DIRECTIONS: Find the line that holds "What data populates" in the material below. Output that line and each one after it exactly, but not the pictures.

EXTRACTED MATERIAL:

-=-=-

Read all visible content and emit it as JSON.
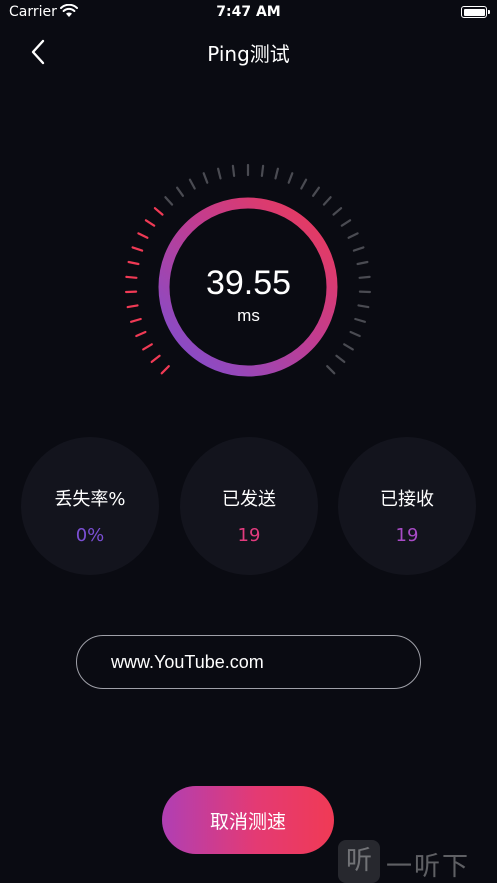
{
  "status_bar": {
    "carrier": "Carrier",
    "time": "7:47 AM"
  },
  "nav": {
    "title": "Ping测试"
  },
  "gauge": {
    "value": "39.55",
    "unit": "ms",
    "fill_fraction": 1.0
  },
  "stats": [
    {
      "label": "丢失率%",
      "value": "0%",
      "color": "#7b4fd4"
    },
    {
      "label": "已发送",
      "value": "19",
      "color": "#e23b7e"
    },
    {
      "label": "已接收",
      "value": "19",
      "color": "#a84bc6"
    }
  ],
  "host_input": {
    "value": "www.YouTube.com"
  },
  "cancel_button": {
    "label": "取消测速"
  },
  "watermark": {
    "logo": "听",
    "text": "一听下载"
  },
  "colors": {
    "background": "#0a0b12",
    "accent_red": "#f03a55",
    "accent_purple": "#7b4fd4",
    "tick_inactive": "#4a4b52"
  }
}
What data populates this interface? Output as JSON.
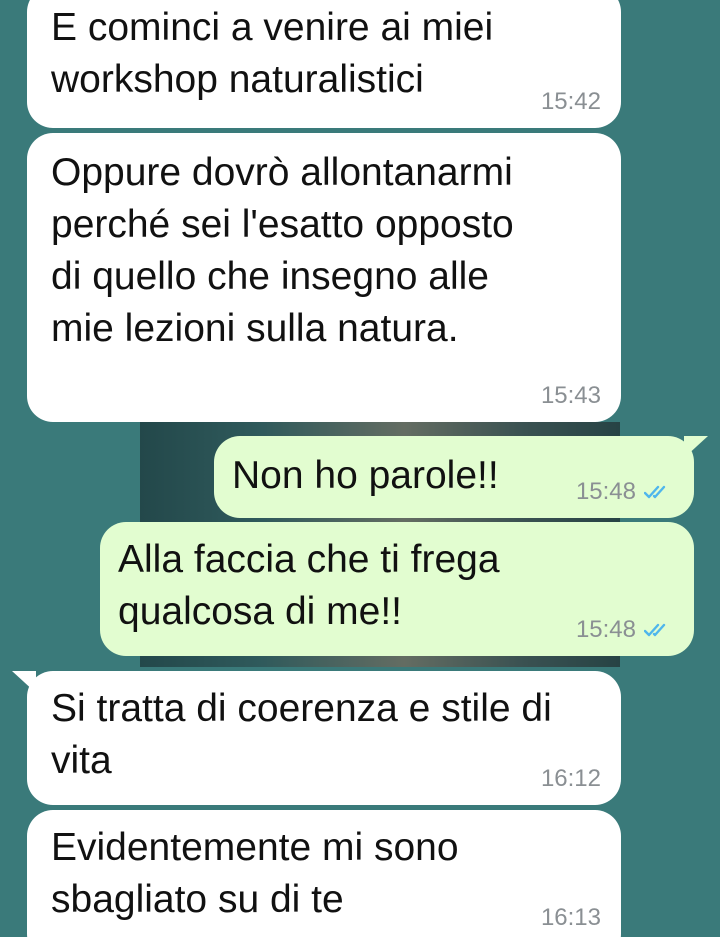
{
  "messages": [
    {
      "direction": "in",
      "text": "E cominci a venire ai miei\nworkshop naturalistici",
      "time": "15:42"
    },
    {
      "direction": "in",
      "text": "Oppure dovrò allontanarmi\nperché sei l'esatto opposto\ndi quello che insegno alle\nmie lezioni sulla natura.",
      "time": "15:43"
    },
    {
      "direction": "out",
      "text": "Non ho parole!!",
      "time": "15:48",
      "status": "read"
    },
    {
      "direction": "out",
      "text": "Alla faccia che ti frega\nqualcosa di me!!",
      "time": "15:48",
      "status": "read"
    },
    {
      "direction": "in",
      "text": "Si tratta di coerenza e stile di\nvita",
      "time": "16:12"
    },
    {
      "direction": "in",
      "text": "Evidentemente mi sono\nsbagliato su di te",
      "time": "16:13"
    }
  ],
  "colors": {
    "background": "#3a7a7a",
    "incoming_bubble": "#ffffff",
    "outgoing_bubble": "#e2fdd0",
    "read_ticks": "#4fb6ec",
    "timestamp": "#8a8f93"
  }
}
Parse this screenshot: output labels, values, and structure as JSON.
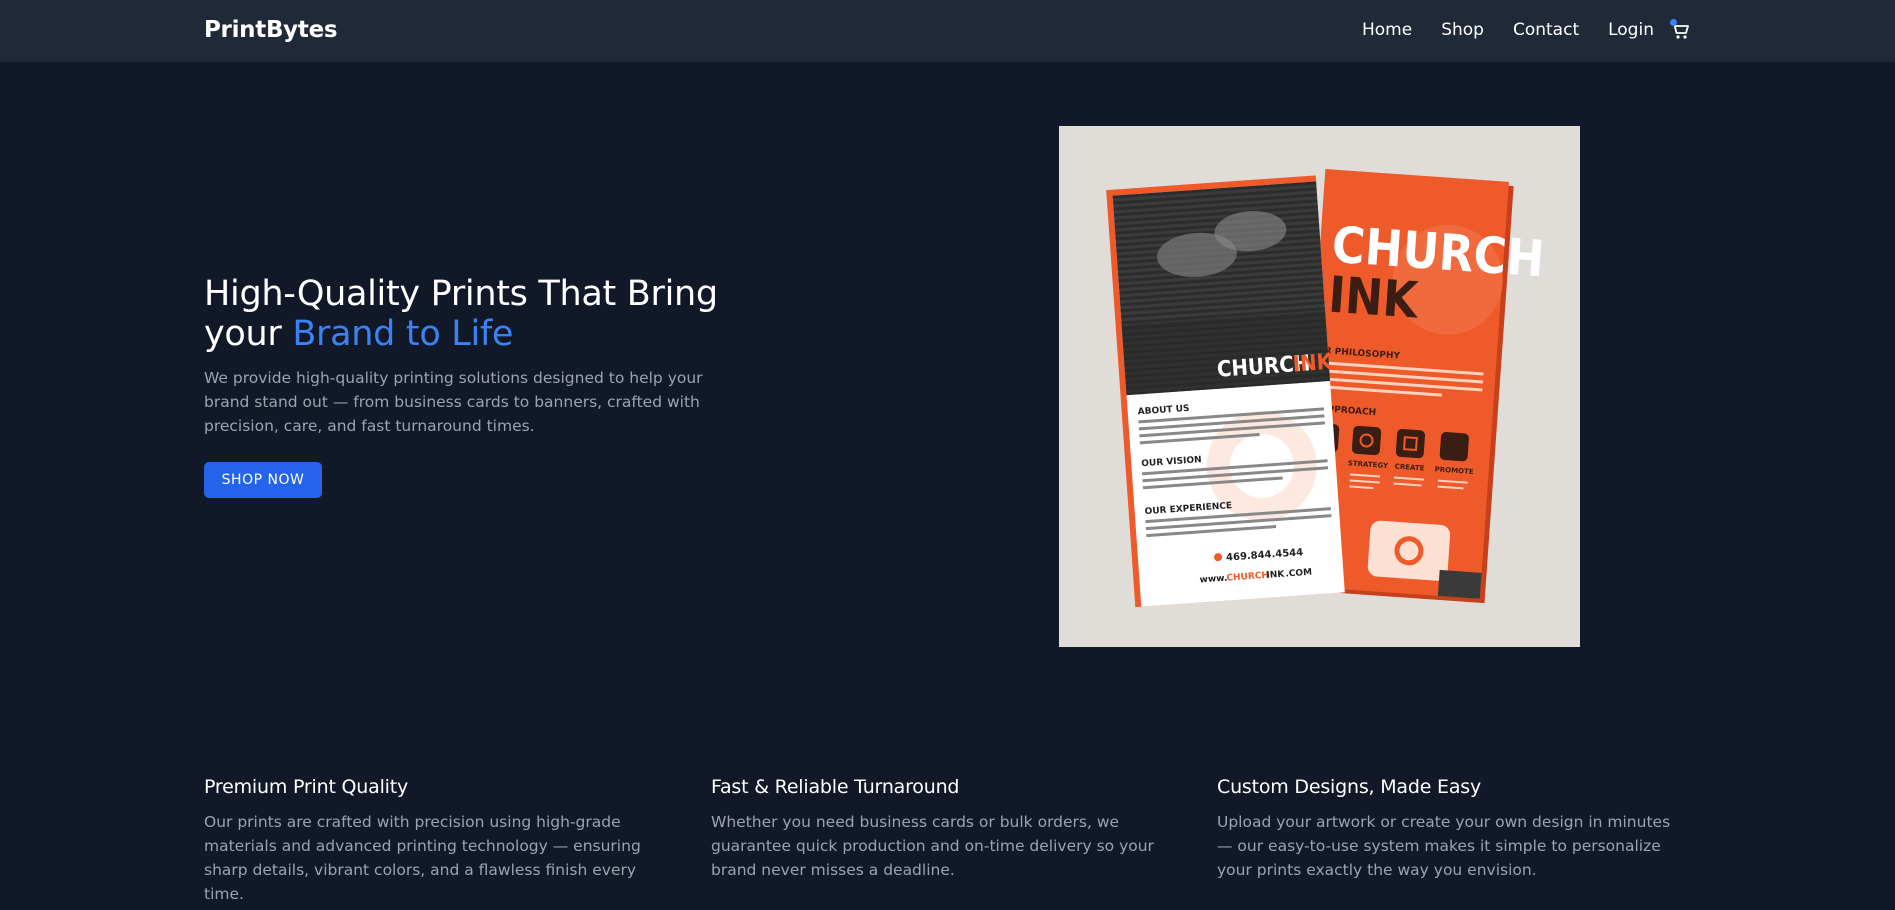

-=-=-

PROBLEM SOLUTION:
What data populates this interface? Output as JSON.
{
  "messages": [
    {
      "direction": "in",
      "text": "E cominci a venire ai miei\nworkshop naturalistici",
      "time": "15:42"
    },
    {
      "direction": "in",
      "text": "Oppure dovrò allontanarmi\nperché sei l'esatto opposto\ndi quello che insegno alle\nmie lezioni sulla natura.",
      "time": "15:43"
    },
    {
      "direction": "out",
      "text": "Non ho parole!!",
      "time": "15:48",
      "status": "read"
    },
    {
      "direction": "out",
      "text": "Alla faccia che ti frega\nqualcosa di me!!",
      "time": "15:48",
      "status": "read"
    },
    {
      "direction": "in",
      "text": "Si tratta di coerenza e stile di\nvita",
      "time": "16:12"
    },
    {
      "direction": "in",
      "text": "Evidentemente mi sono\nsbagliato su di te",
      "time": "16:13"
    }
  ],
  "colors": {
    "background": "#3a7a7a",
    "incoming_bubble": "#ffffff",
    "outgoing_bubble": "#e2fdd0",
    "read_ticks": "#4fb6ec",
    "timestamp": "#8a8f93"
  }
}
Parse this screenshot: output labels, values, and structure as JSON.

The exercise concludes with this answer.